As well as improving diversity, more than one-fifth of boards seats in Ireland allocated to directors with experience in sustainability.
Irish businesses are bulking up sustainability expertise on their boards.
That’s according to new research from executive search and leadership advisory Heidrick & Struggles, which found an increase in board appointments from 500 to 573 across European markets, with Ireland’s listed companies ranked amongst the top five markets in overall new appointments.
“With 42% of these appointments being female, it shows deliberate progress made towards improving diversity and inclusion within public company leadership”
Compared with countries in North America or Asia, European companies have long paid more attention to many social and environmental considerations. ESG is a core business pillar and increasingly instrumental in corporate access to capital, which is a very effective method of attracting the attention of leaders and boards.
Getting serious about sustainability
Heidrick & Struggles report finds that this trend has not been reflected in the board appointments over the past twelve months. Over one-fifth of the board seats in Ireland were allocated to directors with experience in sustainability – 22% of directors appointed had experience in the field of sustainability – but overall, this remained unchanged. Overall, Europe saw an increased share of seats going to directors with experience in digital and financial risk & compliance experience.
The report found an increase in board appointments across Europe when compared to the 2020 report – rising from 500 to 573 new appointments in the period. Against the backdrop of volatility and uncertainty, it is clear from the findings that boards across the region are working to ensure continued business preparedness for the scale and breadth of challenges ahead.
Overall, the report found that France (1.9), Portugal (1.8) and Norway (1.6) led the way in appointments with Ireland following closely with an annual ratio of 1.5 appointments on the Heidrick & Struggles index. This ratio represents the proportion of appointments compared to the number of companies listed in each market’s public company listings, with Ireland’s figure representing 45 board appointments in Ireland in the period tracked for 2021.
Although it is notable that Ireland is among the top tier for appointments, it’s interesting to find that Ireland had the lowest share of seats going to active directors (38%), as opposed to retired. This is in comparison with France and Norway, who led the way with the largest share of seats going to active directors with 80% and 79% of appointments respectively.
Ireland bucks trend on diversity
It is clear that many public companies have begun to prepare to meet upcoming EU legislation, which outlines minimum requirements for gender representation across public boards. Against this backdrop, the report found that 42% of new appointments in Ireland were females, with companies ensuring they remain ahead of stakeholder demand and the minimum EU-set threshold, which is to be fully introduced by 2030.

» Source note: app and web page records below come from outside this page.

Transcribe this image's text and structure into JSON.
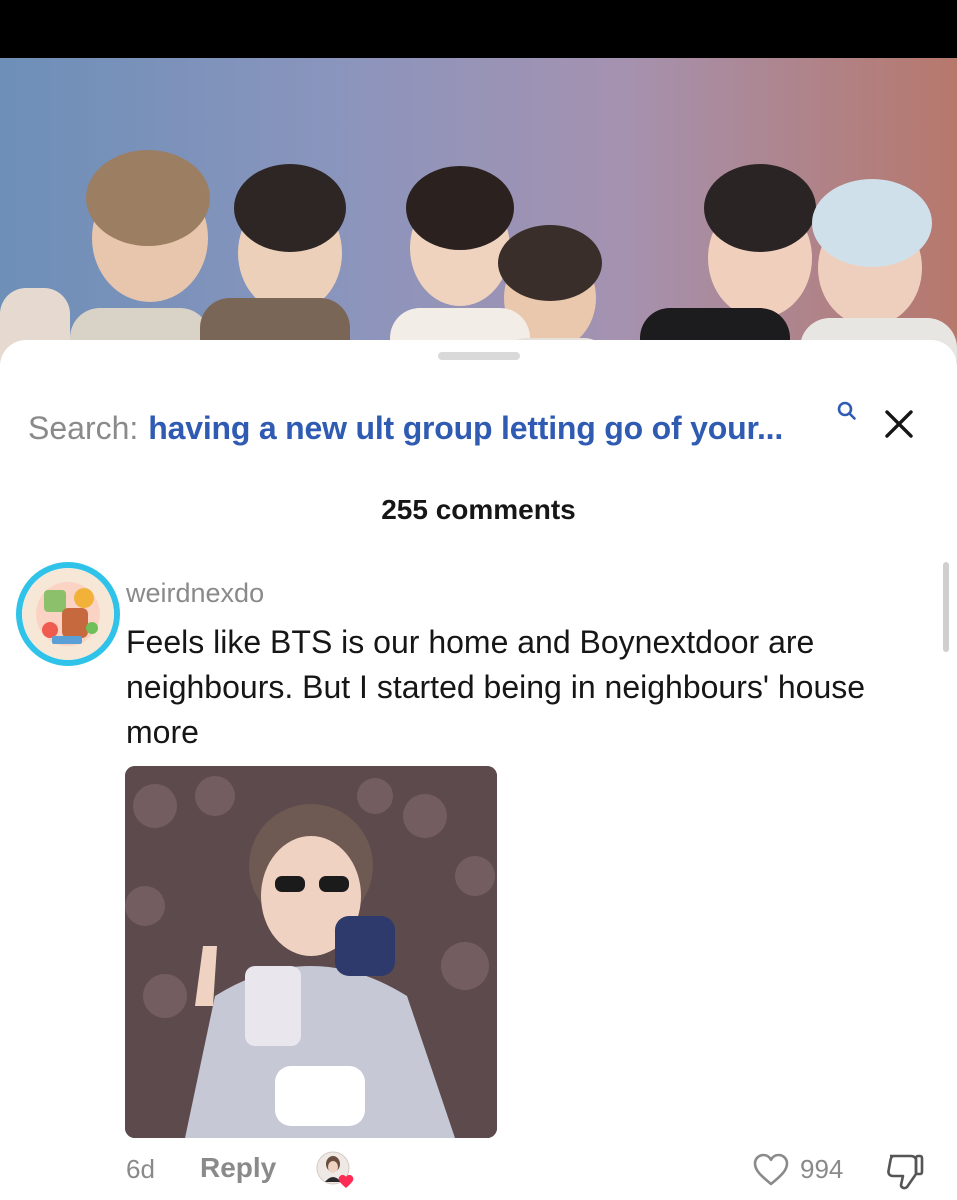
{
  "search": {
    "prefix": "Search:",
    "query": "having a new ult group letting go of your..."
  },
  "comments_header": {
    "count_label": "255 comments"
  },
  "comment": {
    "username": "weirdnexdo",
    "text": "Feels like BTS is our home and Boynextdoor are neighbours. But I started being in neighbours' house more",
    "time": "6d",
    "reply_label": "Reply",
    "like_count": "994"
  },
  "colors": {
    "search_query": "#2f5bb3",
    "avatar_ring": "#2fc3ea",
    "creator_heart": "#fe2c55"
  },
  "icons": [
    "search-icon",
    "close-icon",
    "heart-outline-icon",
    "thumbs-down-icon",
    "creator-liked-icon"
  ]
}
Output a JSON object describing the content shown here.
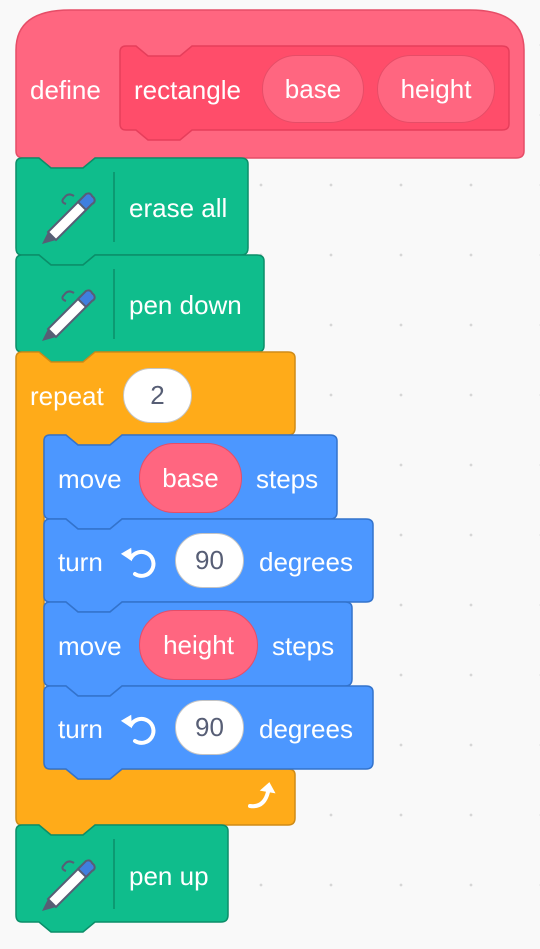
{
  "define": {
    "keyword": "define",
    "proc_name": "rectangle",
    "params": [
      "base",
      "height"
    ]
  },
  "blocks": {
    "erase_all": "erase all",
    "pen_down": "pen down",
    "repeat_label": "repeat",
    "repeat_count": "2",
    "move1": {
      "label": "move",
      "arg": "base",
      "suffix": "steps"
    },
    "turn1": {
      "label": "turn",
      "value": "90",
      "suffix": "degrees"
    },
    "move2": {
      "label": "move",
      "arg": "height",
      "suffix": "steps"
    },
    "turn2": {
      "label": "turn",
      "value": "90",
      "suffix": "degrees"
    },
    "pen_up": "pen up"
  },
  "icons": {
    "pen": "pen-icon",
    "turn": "rotate-left-icon",
    "loop": "loop-arrow-icon"
  },
  "colors": {
    "custom": "#ff6680",
    "custom_dark": "#ff4d6a",
    "pen": "#0fbd8c",
    "control": "#ffab19",
    "motion": "#4c97ff"
  }
}
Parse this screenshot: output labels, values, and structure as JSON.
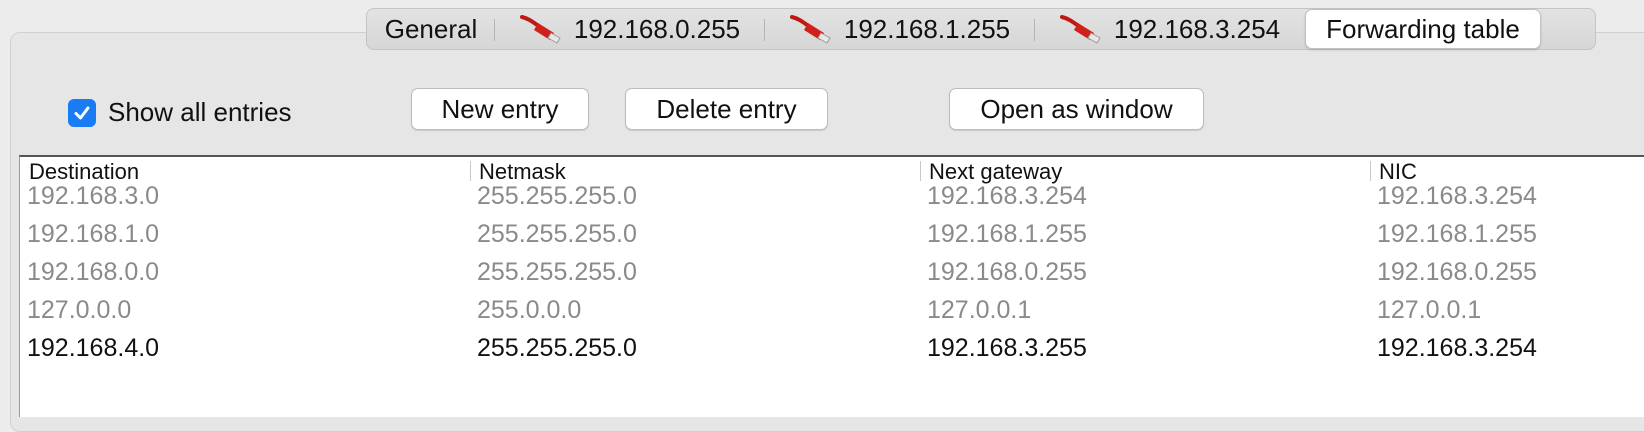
{
  "tabs": [
    {
      "label": "General",
      "icon": null,
      "active": false
    },
    {
      "label": "192.168.0.255",
      "icon": "network-cable-icon",
      "active": false
    },
    {
      "label": "192.168.1.255",
      "icon": "network-cable-icon",
      "active": false
    },
    {
      "label": "192.168.3.254",
      "icon": "network-cable-icon",
      "active": false
    },
    {
      "label": "Forwarding table",
      "icon": null,
      "active": true
    }
  ],
  "controls": {
    "show_all_label": "Show all entries",
    "show_all_checked": true,
    "new_entry": "New entry",
    "delete_entry": "Delete entry",
    "open_window": "Open as window"
  },
  "table": {
    "headers": [
      "Destination",
      "Netmask",
      "Next gateway",
      "NIC"
    ],
    "rows": [
      {
        "style": "dim",
        "cells": [
          "192.168.3.0",
          "255.255.255.0",
          "192.168.3.254",
          "192.168.3.254"
        ]
      },
      {
        "style": "dim",
        "cells": [
          "192.168.1.0",
          "255.255.255.0",
          "192.168.1.255",
          "192.168.1.255"
        ]
      },
      {
        "style": "dim",
        "cells": [
          "192.168.0.0",
          "255.255.255.0",
          "192.168.0.255",
          "192.168.0.255"
        ]
      },
      {
        "style": "dim",
        "cells": [
          "127.0.0.0",
          "255.0.0.0",
          "127.0.0.1",
          "127.0.0.1"
        ]
      },
      {
        "style": "normal",
        "cells": [
          "192.168.4.0",
          "255.255.255.0",
          "192.168.3.255",
          "192.168.3.254"
        ]
      }
    ]
  },
  "colors": {
    "accent": "#1a7cf5",
    "dim_text": "#8a8a8a",
    "icon_red": "#d0201a"
  }
}
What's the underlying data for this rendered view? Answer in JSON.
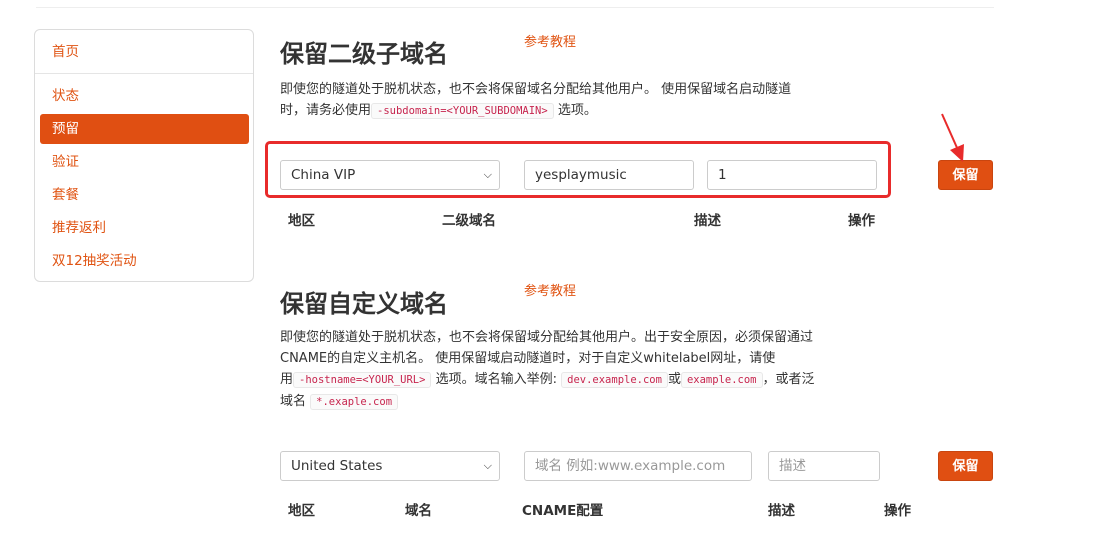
{
  "sidebar": {
    "items": [
      {
        "label": "首页"
      },
      {
        "label": "状态"
      },
      {
        "label": "预留"
      },
      {
        "label": "验证"
      },
      {
        "label": "套餐"
      },
      {
        "label": "推荐返利"
      },
      {
        "label": "双12抽奖活动"
      }
    ]
  },
  "subdomain": {
    "title": "保留二级子域名",
    "ref_link": "参考教程",
    "desc_line1": "即使您的隧道处于脱机状态，也不会将保留域名分配给其他用户。 使用保留域名启动隧道",
    "desc_line2_pre": "时，请务必使用",
    "desc_code": "-subdomain=<YOUR_SUBDOMAIN>",
    "desc_line2_post": "选项。",
    "region_value": "China VIP",
    "subdomain_value": "yesplaymusic",
    "description_value": "1",
    "reserve_button": "保留",
    "headers": {
      "region": "地区",
      "subdomain": "二级域名",
      "description": "描述",
      "action": "操作"
    }
  },
  "custom": {
    "title": "保留自定义域名",
    "ref_link": "参考教程",
    "desc_line1": "即使您的隧道处于脱机状态，也不会将保留域分配给其他用户。出于安全原因，必须保留通过",
    "desc_line2": "CNAME的自定义主机名。 使用保留域启动隧道时，对于自定义whitelabel网址，请使",
    "desc_line3_pre": "用",
    "desc_code1": "-hostname=<YOUR_URL>",
    "desc_line3_mid": "选项。域名输入举例:",
    "desc_code2": "dev.example.com",
    "desc_or": "或",
    "desc_code3": "example.com",
    "desc_line3_post": "，或者泛",
    "desc_line4_pre": "域名",
    "desc_code4": "*.exaple.com",
    "region_value": "United States",
    "domain_placeholder": "域名 例如:www.example.com",
    "description_placeholder": "描述",
    "reserve_button": "保留",
    "headers": {
      "region": "地区",
      "domain": "域名",
      "cname": "CNAME配置",
      "description": "描述",
      "action": "操作"
    }
  },
  "colors": {
    "accent": "#e04f12",
    "highlight": "#e82b2b"
  }
}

Due to the lack of historical data tracking on the gender balance of new appointments in Ireland, we are unable to compare the trends over the past four years, so it will be interesting to see comparisons in next year’s report.
Outside of Ireland, progress on diversity of appointees seems to be stalling across Europe with the overall share of seats going to women declining slightly from 45% to 43%, but these averages vary significantly from country to country. For example, in 2021, 66% of Spain’s new appointments were female, while only 33% of appointments in Belgium were female.
In terms of diversity of nationality across public company boards in the 13 markets tracked, 56% of the new director seats in 2021 went to national and 34% to nonnational executives across Europe – referring to the directors’ place of origin.
Ireland reported 33% of their board seats went to non-national European individuals, 51% of appointees were Irish nationals, and 16% were non-nationals from outside of Europe. Finally on this point, regarding age diversity, the report found that the average age of new directors on boards across Europe is fifty-six, with nearly three-quarters of seats going to those between fifty and sixty-five.
“It is great to see Ireland among the nations with the highest number of board appointments in 2021,” said Stafford Bagot, Regional Managing Partner in Charge of Operations in Ireland.
“With 42% of these appointments being female, it shows deliberate progress made towards improving diversity and inclusion within public company leadership.”
“Another noteworthy trend in Ireland is our approach to risk management and readiness for the future. Ireland remains a critical global and EMEA hub for business, so it is important that the business community takes the lead in appointing board members with sustainability and ESG backgrounds.
Added to this that one-fifth of our overall appointments went to those with experience in these fields, it shows how risk conscious the Irish market is becoming. When we see that this trend isn’t being picked up across Europe, it’s interesting that Ireland has taken an ESG-skew while other countries saw an increase in appointments of those with experience in fields such as compliance and financial risk.”